J: A lot of my processes – and the agency’s processes – have been refined through sharing work and having an open dialogue with a creative community. It’s very beneficial! Communities like Dribbble help me feel like I’m part of something bigger than myself too and I want to create alongside it, which is a great driving factor.
N: Social communities in the design world are a bit more interactive and real I think; rather than following a celebrity and reading what they’ve got to say, you’re actively communicating and helping each other (hopefully).
C: I love how the community is global too. I’ve come across agencies on the other side of the world that I may not have discovered otherwise and it’s uplifting to see that there’s beautiful work being made in a variety of places.

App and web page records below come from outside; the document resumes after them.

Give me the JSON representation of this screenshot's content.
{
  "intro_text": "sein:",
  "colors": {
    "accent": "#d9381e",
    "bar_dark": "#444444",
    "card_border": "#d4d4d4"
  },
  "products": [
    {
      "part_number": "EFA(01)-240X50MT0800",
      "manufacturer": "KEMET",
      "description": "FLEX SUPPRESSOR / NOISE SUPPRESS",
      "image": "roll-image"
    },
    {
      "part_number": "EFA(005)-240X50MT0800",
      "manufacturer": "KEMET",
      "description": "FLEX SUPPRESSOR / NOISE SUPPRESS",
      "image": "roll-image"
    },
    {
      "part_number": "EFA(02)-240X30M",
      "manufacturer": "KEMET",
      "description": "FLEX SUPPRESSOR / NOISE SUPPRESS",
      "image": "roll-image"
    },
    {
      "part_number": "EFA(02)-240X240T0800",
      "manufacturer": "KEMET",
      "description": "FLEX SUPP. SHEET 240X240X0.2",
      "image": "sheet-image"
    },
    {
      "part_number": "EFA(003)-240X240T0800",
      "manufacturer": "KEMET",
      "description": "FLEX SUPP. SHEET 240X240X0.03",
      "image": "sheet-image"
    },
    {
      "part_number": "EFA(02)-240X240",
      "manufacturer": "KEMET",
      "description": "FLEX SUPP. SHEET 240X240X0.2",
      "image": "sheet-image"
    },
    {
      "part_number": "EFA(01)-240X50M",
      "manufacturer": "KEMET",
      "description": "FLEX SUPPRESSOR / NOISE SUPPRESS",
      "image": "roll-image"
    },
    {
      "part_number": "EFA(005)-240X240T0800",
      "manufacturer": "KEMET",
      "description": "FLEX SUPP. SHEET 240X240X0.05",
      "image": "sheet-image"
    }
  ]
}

N: We’ve all read stories of people landing jobs and clients through social media too and that motivates me to push our work too! If we only put out work that we did in the studio for clients then that’s all we’d get back; I want people to know that our passion extends beyond that. The work that goes out on our social platforms is the work we want to be doing, alongside presenting the work we are doing.
J: More and more people are getting work through social platforms and Instagram is a huge example of this. Lots of lettering artists will hit 40,000 likes or so and they’ll be set! It’s created a new way for people to get work and it’s not to be underestimated. A few years ago you’d have a website with your eight best projects on it and now you have the opportunity to showcase all kinds of work, with your personality threaded into it. A passion project is just as likely to catch someone’s eye as a piece of work you’ve been contracted to do now, which is exciting.
How has social media hindered you? N: I wouldn’t say it’s hindered me, but there is certainly an element of being hooked on the buzz of approval on platforms such as Dribbble and Behance. The need to consistently post work and increase following etc can leave you feeling a little burnt out which is never good.
C: It can also be frustrating when you put hours into a project and you’re proud of it and you see some really lazy work get all the plaudits! Though it does inform you of what’s working so the frustration can be a learning experience too.
J: It’s important not to let it knock your confidence.
N: I try not to get too negative about it as any negative experiences you have through social platforms can be used as a learning experience. Some work will be appreciated and some won’t – you just have to keep working and trying to be a better designer!